If federal funding cannot be secured to raise a chronically flooded section of Dune Road, the stretch that runs between the Ponquogue Bridge in Hampton Bays and Quogue Village, some of the area’s wealthiest residents could look to finance the roadwork themselves to protect their waterfront homes.
With longstanding plans to raise a five-mile stretch of Dune Road by 2 feet currently stalled due to the projected costs, estimated to run between $7 million and $9 million, Southampton Town has said that it must seek outside funding to cover the bulk of the work. The town has appropriated $1 million for the project but has been seeking state and federal funding to cover most of the remaining cost.
During a recent budget discussion, Town Supervisor Anna Throne-Holst noted that a group of Dune Road residents in East Quogue and Quogue had approached the town about possibly funding the raising of the roadway privately. Their initiative came with a nod to the public-private partnership that spurred a $26 million beach nourishment project in Bridgehampton and Sagaponack Village that proponents say will protect homes from future erosion and storm damage.
Residents in those areas had formed, by local referendum, their own special taxing district, allowing the town to borrow the millions needed to pay for the beach nourishment project and then levy additional taxes solely on those oceanfront properties to repay the loans.

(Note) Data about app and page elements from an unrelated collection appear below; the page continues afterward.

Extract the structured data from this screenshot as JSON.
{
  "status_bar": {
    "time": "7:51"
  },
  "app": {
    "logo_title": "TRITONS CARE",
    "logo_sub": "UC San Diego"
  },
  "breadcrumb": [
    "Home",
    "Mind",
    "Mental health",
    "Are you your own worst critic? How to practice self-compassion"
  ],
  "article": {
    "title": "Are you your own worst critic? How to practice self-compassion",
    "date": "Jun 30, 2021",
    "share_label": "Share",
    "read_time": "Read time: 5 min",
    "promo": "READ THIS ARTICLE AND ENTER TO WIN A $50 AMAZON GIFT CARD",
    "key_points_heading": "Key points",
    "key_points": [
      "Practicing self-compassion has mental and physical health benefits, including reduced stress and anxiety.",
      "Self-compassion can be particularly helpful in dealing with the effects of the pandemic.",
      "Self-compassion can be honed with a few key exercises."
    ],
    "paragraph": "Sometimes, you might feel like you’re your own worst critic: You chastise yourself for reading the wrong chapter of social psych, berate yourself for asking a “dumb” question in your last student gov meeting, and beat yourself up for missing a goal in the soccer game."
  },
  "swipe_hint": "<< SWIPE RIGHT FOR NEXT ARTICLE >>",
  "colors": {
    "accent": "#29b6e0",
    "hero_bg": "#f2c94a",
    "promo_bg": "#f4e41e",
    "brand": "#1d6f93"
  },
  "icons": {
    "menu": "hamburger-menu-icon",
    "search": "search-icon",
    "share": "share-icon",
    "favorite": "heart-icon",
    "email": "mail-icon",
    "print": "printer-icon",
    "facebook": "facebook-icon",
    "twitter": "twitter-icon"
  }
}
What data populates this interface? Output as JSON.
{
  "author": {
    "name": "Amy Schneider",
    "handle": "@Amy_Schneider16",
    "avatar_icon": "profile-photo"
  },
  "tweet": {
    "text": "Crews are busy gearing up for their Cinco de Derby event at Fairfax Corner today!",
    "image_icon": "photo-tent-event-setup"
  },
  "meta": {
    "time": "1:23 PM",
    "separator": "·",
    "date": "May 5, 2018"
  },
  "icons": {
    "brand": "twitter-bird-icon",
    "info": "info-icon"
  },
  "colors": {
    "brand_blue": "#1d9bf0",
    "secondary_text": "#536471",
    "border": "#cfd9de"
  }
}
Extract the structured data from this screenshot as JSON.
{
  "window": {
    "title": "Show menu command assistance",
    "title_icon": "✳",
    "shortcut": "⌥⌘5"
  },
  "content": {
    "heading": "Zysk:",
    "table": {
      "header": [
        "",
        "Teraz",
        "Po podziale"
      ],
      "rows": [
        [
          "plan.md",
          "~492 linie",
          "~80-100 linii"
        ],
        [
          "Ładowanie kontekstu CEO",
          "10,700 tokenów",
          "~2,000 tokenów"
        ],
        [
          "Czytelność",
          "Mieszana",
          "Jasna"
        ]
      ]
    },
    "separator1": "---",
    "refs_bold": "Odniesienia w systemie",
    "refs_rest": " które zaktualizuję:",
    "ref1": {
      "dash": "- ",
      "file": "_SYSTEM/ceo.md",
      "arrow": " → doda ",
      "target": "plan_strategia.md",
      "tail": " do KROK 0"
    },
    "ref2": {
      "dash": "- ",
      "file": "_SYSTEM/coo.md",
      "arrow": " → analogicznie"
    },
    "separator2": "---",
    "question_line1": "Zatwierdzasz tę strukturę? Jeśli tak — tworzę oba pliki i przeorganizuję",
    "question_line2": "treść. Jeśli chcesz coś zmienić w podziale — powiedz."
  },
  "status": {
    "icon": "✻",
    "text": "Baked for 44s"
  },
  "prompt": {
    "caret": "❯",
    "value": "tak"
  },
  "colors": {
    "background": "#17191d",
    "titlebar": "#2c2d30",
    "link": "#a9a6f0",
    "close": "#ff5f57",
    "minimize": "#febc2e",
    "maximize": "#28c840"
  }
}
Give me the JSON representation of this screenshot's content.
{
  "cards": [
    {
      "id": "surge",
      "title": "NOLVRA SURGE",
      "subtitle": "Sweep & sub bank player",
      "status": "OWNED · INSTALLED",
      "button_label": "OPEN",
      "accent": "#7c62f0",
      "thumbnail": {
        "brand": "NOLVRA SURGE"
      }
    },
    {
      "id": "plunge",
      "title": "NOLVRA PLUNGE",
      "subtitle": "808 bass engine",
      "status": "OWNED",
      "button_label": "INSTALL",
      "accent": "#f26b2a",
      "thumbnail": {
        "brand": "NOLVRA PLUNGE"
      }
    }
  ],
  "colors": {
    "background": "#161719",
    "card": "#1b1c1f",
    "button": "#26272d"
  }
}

But state law, Ms. Throne-Holst said, prevents towns from creating special taxing districts to pay for road improvements, no matter how localized. The law apparently does not block the town’s acceptance of unsolicited financial contributions from outside sources to help finance such projects.
With that in mind, the supervisor added, the homeowners have proposed incorporating a nonprofit homeowners’ association that would raise money to fund the raising of Dune Road and then hand off the money to the town. Ms. Throne-Holst also stressed that the discussions have been only preliminary, adding that both sides are looking into the potential legal hurdles that would have to be negotiated.
She also declined to identify any of the homeowners who had approached the town.
“It’s very much in the percolating phase at this point,” Ms. Throne-Holst said during a recent interview. “But what they are considering is a 501c3, organized around a homeowners’ association of these Dune Road residents that could then take private contributions. How much we could raise that way, we don’t know.”
Town Highway Superintendent Alex Gregor said he has also spoken to area homeowners about some less intense fixes to Dune Road that could be privately funded if a full-blown raising of the roadway is impossible.
Designs for the work suggest raising the pavement by 2 feet, placing Dune Road above projected flood levels for the foreseeable future. But Mr. Gregor noted that he and the homeowners have discussed the possibility of raising Dune Road by only between 3 and 5 inches.
“From talking to some of the property owners … they’ve told me that they’re rich but not that rich,” Mr. Gregor said. “If we raised it about 5 inches and tilted it to the north, so the water would run off, from [the former] Neptune’s west, it would be about $890,000. In the area near Round Dune, it would be $110,000.
“That’s a little more affordable, I guess,” he continued, “and it would give them a little relief.”
The town’s first hope, however, continues to be securing a large chunk of money from the U.S. Army Corps of Engineers, funding that would be directed to completing the original project. Previously, the town had appealed to the Army Corps, asking that the proposed raising be included as part of some $700 million in federal funding earmarked to shore up the South Shore and help curb future erosion.
An elevated roadway, the town has argued, could serve as a hardened spine for the barrier island in that region, protecting against breaches during severe storms. The ocean already overwashes regularly near the western end of Dune Road that is being targeted for elevation, a situation that experts on coastal dynamics say is a precursor to a full breach.
But if the Army Corps, which is currently reviewing the town’s proposal, does not come through with the funding, some local residents are eyeing their project as a worthwhile effort all the same, citing the need to protect both themselves and their real estate investments.
“We remain hopeful that the federal money will come through,” Ms. Throne-Holst said, nodding to the coming changing of the guard in the region’s congressional representation. “I hope that [Congressman-elect Lee Zeldin] is going to be as much of a zealot on this as [U.S. Representative] Tim Bishop has been, because that is how we got as far as we have.”